Avra & Ida Long – All the shit that you do (single)
I’ve been waiting a while to review something new from Ida Long, a leading light in the Gavle scene in Sweden that I’ve mentioned previously. Almost two and a half years in fact since her last album, ‘Rainbows and Tears’, had its UK release although she has collaborated during that period with ex- Deer Tracks man David Lehnberg in the duo dÁrc.
Ida is known to me personally, as she is the chanteuse in the ‘arty farty’ dream pop/indietronic band Baron Bane as well, the band which was my entrée into Swedish and Nordic music generally, in 2009. She is in fact half English, her father hailing from Newcastle, and a professional dancer. So I must be as objective as possible. On the other hand, when so many female artists are compared with Kate Bush, you sit up and take notice when the comparison is made by none other than Marta Oliehoek-Samitowska, who wrote ‘Symphony in Blue: Kate Bush and her legacy’ and who added, “What Ida produces is actually very original and you should listen to her and watch her videos with an open mind.”
For my money Long is one of the top female artists in Sweden, right up there with the likes of Zara Larsson and Robyn. Her fragile but hard-hitting indie songs don’t fall into the same category unfortunately so there is no mass market route for her, at least not yet.
I know that her third album has been in production for a while but was held up by a lack of studio time last year and I’m not sure if this track is likely to be on it. ‘All the shit that you do’ is in fact a collaboration with Avra whose background is in the techno and house scene where he is one half of the duo Monotics. Here he brings out a more profound side with deep house that matches Ida Long's unique voice perfectly.
Now I’m going to surprise myself, readers, and probably Ida and her management and possibly put myself in the latter’s bad books. While there is an outlet and market for sultry dark stuff like ‘All the shit that you do’ (ill-lit rooms in Berlin’s infamous Berghain techno nightclub spring to mind), I don’t think this sort of thing tests Ida at all.
I remember Ida not only for her clever lyricism but her subtle half-tunes that leave you wanting more. However, on this semi dance track the lyricism is pared to the bone while the melody barely gets into its stride at all. As I say, perfect for some scenarios but those scenarios are few and far between.
I revisited ‘Rainbows and Tears’ to make some comparisons. Tracks like ‘Take me to the woods,’ ‘Chaperone’, ‘Rivers’ ,‘Woman’ and ‘Wolf’ are in a different league to this. If we allocated a score to single releases this one would get six, possibly seven while all of the above merit nine.
Ida has dabbled with collaborations for some time now.
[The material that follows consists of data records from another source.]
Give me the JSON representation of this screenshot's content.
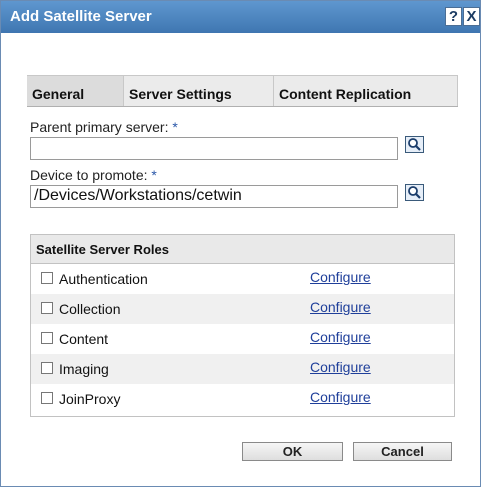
{
  "window": {
    "title": "Add Satellite Server",
    "help_label": "?",
    "close_label": "X"
  },
  "tabs": [
    {
      "label": "General",
      "active": true
    },
    {
      "label": "Server Settings",
      "active": false
    },
    {
      "label": "Content Replication",
      "active": false
    }
  ],
  "form": {
    "parent_label": "Parent primary server:",
    "parent_value": "",
    "device_label": "Device to promote:",
    "device_value": "/Devices/Workstations/cetwin",
    "required_mark": "*"
  },
  "roles": {
    "header": "Satellite Server Roles",
    "configure_label": "Configure",
    "items": [
      {
        "label": "Authentication",
        "checked": false
      },
      {
        "label": "Collection",
        "checked": false
      },
      {
        "label": "Content",
        "checked": false
      },
      {
        "label": "Imaging",
        "checked": false
      },
      {
        "label": "JoinProxy",
        "checked": false
      }
    ]
  },
  "buttons": {
    "ok": "OK",
    "cancel": "Cancel"
  },
  "icons": {
    "search": "search-icon"
  },
  "colors": {
    "titlebar": "#3f76b1",
    "link": "#1f3f9a",
    "required": "#2a57a8"
  }
}
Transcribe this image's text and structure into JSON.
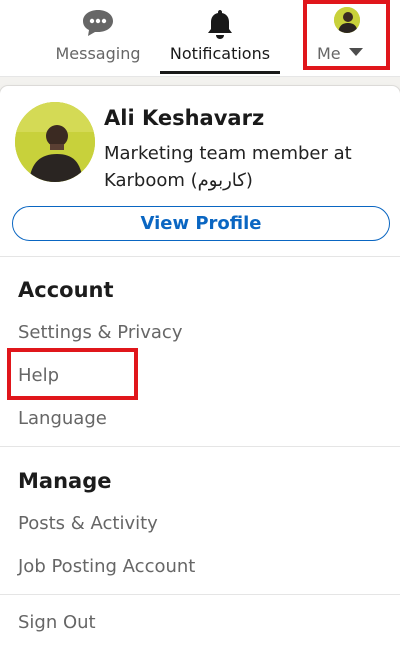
{
  "nav": {
    "messaging_label": "Messaging",
    "notifications_label": "Notifications",
    "me_label": "Me"
  },
  "profile": {
    "name": "Ali Keshavarz",
    "headline": "Marketing team member at Karboom (کاربوم)",
    "view_profile_label": "View Profile"
  },
  "account": {
    "heading": "Account",
    "items": [
      "Settings & Privacy",
      "Help",
      "Language"
    ]
  },
  "manage": {
    "heading": "Manage",
    "items": [
      "Posts & Activity",
      "Job Posting Account"
    ]
  },
  "sign_out_label": "Sign Out",
  "colors": {
    "brand_blue": "#0a66c2",
    "highlight_red": "#e0161b",
    "avatar_bg": "#c8d13b"
  },
  "icons": {
    "messaging": "speech-bubble-icon",
    "notifications": "bell-icon",
    "me_caret": "caret-down-icon"
  }
}
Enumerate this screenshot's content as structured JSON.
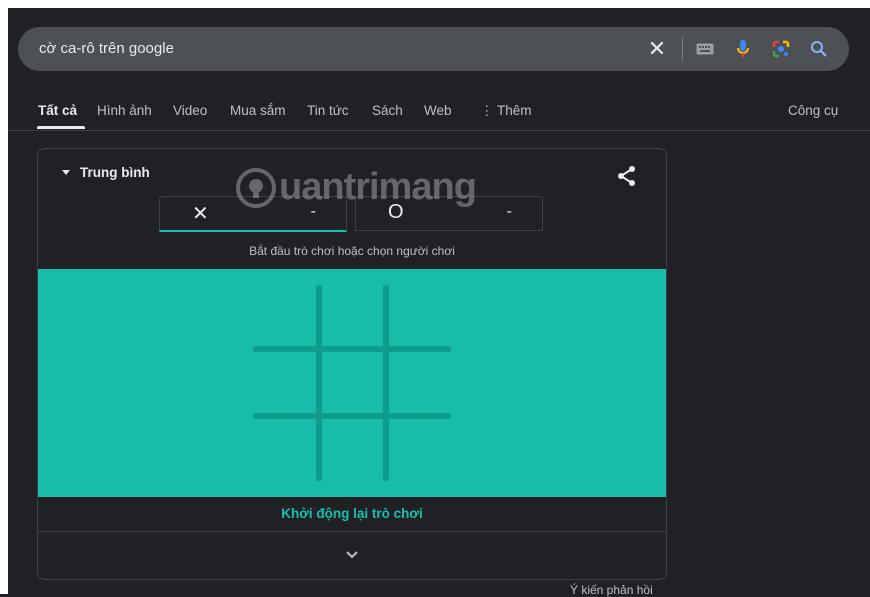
{
  "search": {
    "query": "cờ ca-rô trên google",
    "icons": [
      "close-icon",
      "keyboard-icon",
      "microphone-icon",
      "google-lens-icon",
      "search-icon"
    ]
  },
  "tabs": {
    "items": [
      {
        "label": "Tất cả",
        "active": true
      },
      {
        "label": "Hình ảnh"
      },
      {
        "label": "Video"
      },
      {
        "label": "Mua sắm"
      },
      {
        "label": "Tin tức"
      },
      {
        "label": "Sách"
      },
      {
        "label": "Web"
      },
      {
        "label": "⋮ Thêm"
      }
    ],
    "tools": "Công cụ"
  },
  "game": {
    "difficulty": "Trung bình",
    "player_x": {
      "mark": "✕",
      "score": "-"
    },
    "player_o": {
      "mark": "O",
      "score": "-"
    },
    "hint": "Bắt đầu trò chơi hoặc chọn người chơi",
    "restart": "Khởi động lại trò chơi",
    "board_color": "#17bdaa",
    "accent": "#19c0b0"
  },
  "feedback": "Ý kiến phản hồi",
  "watermark": "uantrimang"
}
Even before dÁrc there was one with Stockholm-based Mintelligence a few years ago. None of them has been unsuccessful but I feel they may have distracted her from what she does best.
When I reviewed ‘Rainbows and Tears’ I concluded “Ida Long is close to completing her third album…judging from her progression from her 2012 album ’Walk into the Fire’ to ‘Rainbows and Tears’, it will be worth the wait.” Over to you, Ida.